It’s a simple tip, but a crucial one. Have your slides and other media ready to go and queued up for sharing. Don’t wait until the presentation to get things in order. You should be able to swap to the necessary screen, share the content, and go. Have all hyperlinks, videos, and interactive elements prepared beforehand, as well.

6. Pause for effect and questions

After each major beat, pause for a moment to allow your audience to ask questions, raise concerns, or ask for you to reiterate the message. This is much more difficult when you’re dealing with a large audience, but most Zoom meetings are relatively intimate with a local group.

7. Pay attention to chat

Alongside every Zoom event or meeting, there is a live chat window that can sometimes be forgotten if you’re busy focusing on your presentation. Don’t neglect it. Your audience may be asking more questions, providing valuable feedback, or even pointing out something wrong — like your mic cutting out.

8. Record your presentation

Make sure you’re recording the presentation to reference later, not just for everyone else but for yourself too. It allows you to rewatch the feed to review questions and commentary, and also to perceive your mannerisms and dynamic content. You can use that information to build a better presentation later.

9. Leverage the Zoom tools

There’s a host of tools you can use with Zoom, including screen sharing, annotations, live polling, and much more. Incorporate them into your presentation whenever possible, and don’t forget they exist! They can help make the experience more fun, engaging, and memorable.
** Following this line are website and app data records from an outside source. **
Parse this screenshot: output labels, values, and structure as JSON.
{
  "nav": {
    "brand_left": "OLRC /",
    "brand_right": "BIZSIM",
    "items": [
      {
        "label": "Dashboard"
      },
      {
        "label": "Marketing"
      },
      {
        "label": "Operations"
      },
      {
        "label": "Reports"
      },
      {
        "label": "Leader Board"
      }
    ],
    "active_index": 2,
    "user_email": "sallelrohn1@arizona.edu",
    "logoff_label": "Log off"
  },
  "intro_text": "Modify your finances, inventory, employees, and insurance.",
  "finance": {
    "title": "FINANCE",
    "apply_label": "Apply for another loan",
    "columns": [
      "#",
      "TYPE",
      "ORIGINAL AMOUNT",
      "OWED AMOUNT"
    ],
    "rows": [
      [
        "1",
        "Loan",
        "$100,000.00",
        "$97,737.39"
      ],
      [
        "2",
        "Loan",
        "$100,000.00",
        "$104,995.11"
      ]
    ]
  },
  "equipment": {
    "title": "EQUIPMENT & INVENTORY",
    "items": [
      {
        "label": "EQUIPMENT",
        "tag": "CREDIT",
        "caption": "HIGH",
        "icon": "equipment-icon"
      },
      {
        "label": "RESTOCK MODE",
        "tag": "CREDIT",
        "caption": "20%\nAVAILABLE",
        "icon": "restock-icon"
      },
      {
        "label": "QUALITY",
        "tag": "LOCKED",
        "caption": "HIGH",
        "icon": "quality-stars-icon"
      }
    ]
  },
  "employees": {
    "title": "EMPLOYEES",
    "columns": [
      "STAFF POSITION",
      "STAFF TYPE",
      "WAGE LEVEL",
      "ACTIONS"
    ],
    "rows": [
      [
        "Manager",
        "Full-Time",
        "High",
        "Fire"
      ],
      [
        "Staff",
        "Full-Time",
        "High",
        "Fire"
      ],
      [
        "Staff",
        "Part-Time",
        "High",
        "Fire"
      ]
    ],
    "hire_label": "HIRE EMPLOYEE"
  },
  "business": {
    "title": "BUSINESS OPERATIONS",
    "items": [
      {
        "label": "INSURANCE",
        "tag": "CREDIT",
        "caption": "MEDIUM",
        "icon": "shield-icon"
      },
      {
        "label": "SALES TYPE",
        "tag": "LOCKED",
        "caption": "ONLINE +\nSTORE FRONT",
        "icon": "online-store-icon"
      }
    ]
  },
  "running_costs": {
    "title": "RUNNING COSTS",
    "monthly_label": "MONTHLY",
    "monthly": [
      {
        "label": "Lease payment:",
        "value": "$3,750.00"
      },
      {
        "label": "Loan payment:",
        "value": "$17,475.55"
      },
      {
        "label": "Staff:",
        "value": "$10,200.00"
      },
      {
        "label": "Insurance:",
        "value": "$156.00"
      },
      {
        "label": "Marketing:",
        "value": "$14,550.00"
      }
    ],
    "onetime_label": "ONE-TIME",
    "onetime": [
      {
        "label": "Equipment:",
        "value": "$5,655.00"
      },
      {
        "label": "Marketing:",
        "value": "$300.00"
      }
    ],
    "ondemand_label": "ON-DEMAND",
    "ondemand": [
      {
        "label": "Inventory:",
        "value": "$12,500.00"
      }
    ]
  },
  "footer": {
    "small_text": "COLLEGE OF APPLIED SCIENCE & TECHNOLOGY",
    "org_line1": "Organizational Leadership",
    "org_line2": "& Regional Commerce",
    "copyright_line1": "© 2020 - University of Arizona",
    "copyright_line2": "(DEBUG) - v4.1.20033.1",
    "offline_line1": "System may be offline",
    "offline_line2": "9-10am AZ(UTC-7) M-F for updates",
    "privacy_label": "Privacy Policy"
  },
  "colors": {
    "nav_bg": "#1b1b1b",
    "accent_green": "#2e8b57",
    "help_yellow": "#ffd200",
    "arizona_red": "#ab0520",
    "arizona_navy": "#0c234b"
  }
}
10. Keep it interesting

It’s easy when you’re talking, especially about dull subjects, to lose your audience. One way to keep them invested and interested is to add the occasional “boom” moment. It’s an impactful instant, like a shocking statistic, joke, or alarming point, that ties together everything you’ve been talking about up until that moment.

The follow-up

After the presentation is completed, don’t make the mistake of thinking your work is all done. The first thing to do is make the media and the recording of the presentation available so that anyone who wants to can go back and review the experience.

Next, you need channels in place to collect feedback. People will have follow-up questions and concerns, and they may want you to clarify certain points. Also, you’ll want people to share their experiences. What did they enjoy? What did they dislike? How could you have improved as a presenter? Don’t be too scared to ask these questions, as they’ll help improve your Zoom presentation skills.

Finally, consider wrapping it all up with a nice bow by giving away free content or materials to those who attended the event, like a free e-book written by you or your colleagues, or a promo code to your storefront.

With these ideas in mind, you’ll be ready to knock your next Zoom presentation or remote meeting out of the park!

Eleanor Hecks
Posted in Management